=== Begin Enclosure ===
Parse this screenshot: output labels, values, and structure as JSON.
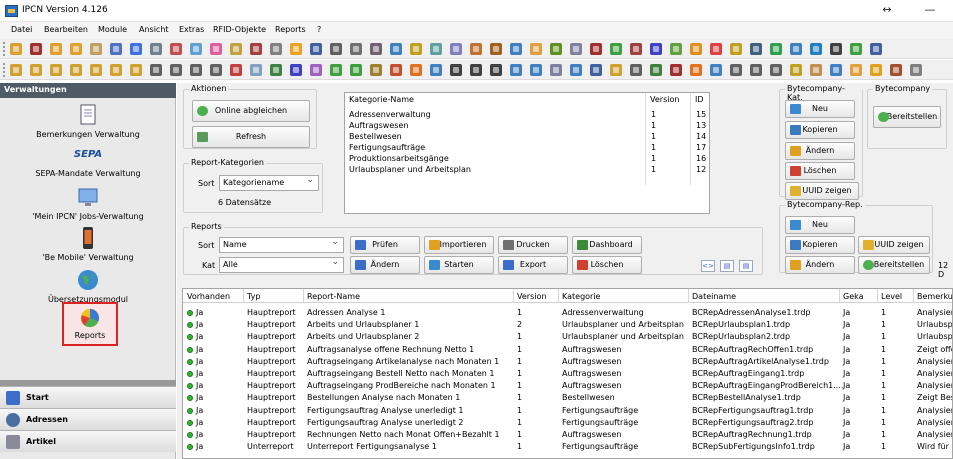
{
  "window": {
    "title": "IPCN Version 4.126",
    "move_glyph": "↔",
    "minimize_glyph": "—"
  },
  "menu": [
    "Datei",
    "Bearbeiten",
    "Module",
    "Ansicht",
    "Extras",
    "RFID-Objekte",
    "Reports",
    "?"
  ],
  "toolbar_colors": {
    "row1": [
      "#d9a030",
      "#a03030",
      "#e0a030",
      "#e0a030",
      "#c0a060",
      "#5070c0",
      "#4070e0",
      "#708090",
      "#c05050",
      "#60a0d0",
      "#e060a0",
      "#c0a040",
      "#a04040",
      "#808080",
      "#f0a020",
      "#4060a0",
      "#606060",
      "#707070",
      "#706070",
      "#4080c0",
      "#c0a020",
      "#60a0a0",
      "#8080c0",
      "#c07030",
      "#a06020",
      "#4080c0",
      "#e0a040",
      "#609020",
      "#8080a0",
      "#a03030",
      "#40a040",
      "#a04040",
      "#4040c0",
      "#60a040",
      "#e09020",
      "#e04040",
      "#c0a020",
      "#406080",
      "#30a050",
      "#4080c0",
      "#2080c0",
      "#404040",
      "#40a040",
      "#4060a0"
    ],
    "row2": [
      "#d0a030",
      "#d0a030",
      "#d0a030",
      "#d0a030",
      "#d0a030",
      "#d0a030",
      "#d0a030",
      "#606060",
      "#606060",
      "#606060",
      "#606060",
      "#c04040",
      "#80a0c0",
      "#408040",
      "#4040c0",
      "#a060c0",
      "#40a040",
      "#40a040",
      "#a08030",
      "#c05030",
      "#e07020",
      "#4080c0",
      "#404040",
      "#404040",
      "#404040",
      "#4080c0",
      "#4080c0",
      "#8080a0",
      "#4080c0",
      "#4060a0",
      "#d0a030",
      "#606060",
      "#408040",
      "#a03030",
      "#e07020",
      "#4080c0",
      "#606060",
      "#606060",
      "#606060",
      "#c0a020",
      "#c09050",
      "#4080c0",
      "#e0a040",
      "#e0a020",
      "#a05030",
      "#808080"
    ]
  },
  "left": {
    "header": "Verwaltungen",
    "modules": [
      {
        "label": "Bemerkungen Verwaltung",
        "icon": "document-icon"
      },
      {
        "label": "SEPA-Mandate Verwaltung",
        "icon": "sepa-logo-icon",
        "logo": "SEPA"
      },
      {
        "label": "'Mein IPCN' Jobs-Verwaltung",
        "icon": "monitor-icon"
      },
      {
        "label": "'Be Mobile' Verwaltung",
        "icon": "mobile-phone-icon"
      },
      {
        "label": "Übersetzungsmodul",
        "icon": "globe-icon"
      },
      {
        "label": "Reports",
        "icon": "pie-chart-icon"
      }
    ],
    "nav": [
      "Start",
      "Adressen",
      "Artikel"
    ]
  },
  "aktionen": {
    "title": "Aktionen",
    "online": "Online abgleichen",
    "refresh": "Refresh"
  },
  "report_kategorien": {
    "title": "Report-Kategorien",
    "sort_label": "Sort",
    "sort_value": "Kategoriename",
    "count": "6 Datensätze"
  },
  "kategorie_grid": {
    "headers": [
      "Kategorie-Name",
      "Version",
      "ID"
    ],
    "rows": [
      [
        "Adressenverwaltung",
        "1",
        "15"
      ],
      [
        "Auftragswesen",
        "1",
        "13"
      ],
      [
        "Bestellwesen",
        "1",
        "14"
      ],
      [
        "Fertigungsaufträge",
        "1",
        "17"
      ],
      [
        "Produktionsarbeitsgänge",
        "1",
        "16"
      ],
      [
        "Urlaubsplaner und Arbeitsplan",
        "1",
        "12"
      ]
    ]
  },
  "bytecompany_kat": {
    "title": "Bytecompany-Kat.",
    "buttons": [
      "Neu",
      "Kopieren",
      "Ändern",
      "Löschen",
      "UUID zeigen"
    ]
  },
  "bytecompany": {
    "title": "Bytecompany",
    "button": "Bereitstellen"
  },
  "bytecompany_rep": {
    "title": "Bytecompany-Rep.",
    "buttons": [
      "Neu",
      "Kopieren",
      "UUID zeigen",
      "Ändern",
      "Bereitstellen"
    ],
    "extra": "12 D"
  },
  "reports": {
    "title": "Reports",
    "sort_label": "Sort",
    "sort_value": "Name",
    "kat_label": "Kat",
    "kat_value": "Alle",
    "buttons": [
      "Prüfen",
      "Importieren",
      "Drucken",
      "Dashboard",
      "Ändern",
      "Starten",
      "Export",
      "Löschen"
    ],
    "small_icons": [
      "<>",
      "▤",
      "▤"
    ]
  },
  "report_grid": {
    "headers": [
      "Vorhanden",
      "Typ",
      "Report-Name",
      "Version",
      "Kategorie",
      "Dateiname",
      "Geka",
      "Level",
      "Bemerkun"
    ],
    "rows": [
      [
        "Ja",
        "Hauptreport",
        "Adressen Analyse 1",
        "1",
        "Adressenverwaltung",
        "BCRepAdressenAnalyse1.trdp",
        "Ja",
        "1",
        "Analysiert"
      ],
      [
        "Ja",
        "Hauptreport",
        "Arbeits und Urlaubsplaner 1",
        "2",
        "Urlaubsplaner und Arbeitsplan",
        "BCRepUrlaubsplan1.trdp",
        "Ja",
        "1",
        "Urlaubspla"
      ],
      [
        "Ja",
        "Hauptreport",
        "Arbeits und Urlaubsplaner 2",
        "1",
        "Urlaubsplaner und Arbeitsplan",
        "BCRepUrlaubsplan2.trdp",
        "Ja",
        "1",
        "Urlaubspla"
      ],
      [
        "Ja",
        "Hauptreport",
        "Auftragsanalyse offene Rechnung Netto 1",
        "1",
        "Auftragswesen",
        "BCRepAuftragRechOffen1.trdp",
        "Ja",
        "1",
        "Zeigt offe"
      ],
      [
        "Ja",
        "Hauptreport",
        "Auftragseingang Artikelanalyse nach Monaten 1",
        "1",
        "Auftragswesen",
        "BCRepAuftragArtikelAnalyse1.trdp",
        "Ja",
        "1",
        "Analysiert"
      ],
      [
        "Ja",
        "Hauptreport",
        "Auftragseingang Bestell Netto  nach Monaten 1",
        "1",
        "Auftragswesen",
        "BCRepAuftragEingang1.trdp",
        "Ja",
        "1",
        "Analysiert"
      ],
      [
        "Ja",
        "Hauptreport",
        "Auftragseingang ProdBereiche nach Monaten 1",
        "1",
        "Auftragswesen",
        "BCRepAuftragEingangProdBereich1....",
        "Ja",
        "1",
        "Analysiert"
      ],
      [
        "Ja",
        "Hauptreport",
        "Bestellungen Analyse nach Monaten 1",
        "1",
        "Bestellwesen",
        "BCRepBestellAnalyse1.trdp",
        "Ja",
        "1",
        "Zeigt Best"
      ],
      [
        "Ja",
        "Hauptreport",
        "Fertigungsauftrag Analyse unerledigt 1",
        "1",
        "Fertigungsaufträge",
        "BCRepFertigungsauftrag1.trdp",
        "Ja",
        "1",
        "Analysiert"
      ],
      [
        "Ja",
        "Hauptreport",
        "Fertigungsauftrag Analyse unerledigt 2",
        "1",
        "Fertigungsaufträge",
        "BCRepFertigungsauftrag2.trdp",
        "Ja",
        "1",
        "Analysiert"
      ],
      [
        "Ja",
        "Hauptreport",
        "Rechnungen Netto nach Monat Offen+Bezahlt 1",
        "1",
        "Auftragswesen",
        "BCRepAuftragRechnung1.trdp",
        "Ja",
        "1",
        "Analysiert"
      ],
      [
        "Ja",
        "Unterreport",
        "Unterreport Fertigungsanalyse 1",
        "1",
        "Fertigungsaufträge",
        "BCRepSubFertigungsInfo1.trdp",
        "Ja",
        "1",
        "Wird für d"
      ]
    ]
  }
}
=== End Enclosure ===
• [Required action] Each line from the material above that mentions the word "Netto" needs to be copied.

• [Answer section]
        "Auftragsanalyse offene Rechnung Netto 1",
        "Auftragseingang Bestell Netto  nach Monaten 1",
        "Rechnungen Netto nach Monat Offen+Bezahlt 1",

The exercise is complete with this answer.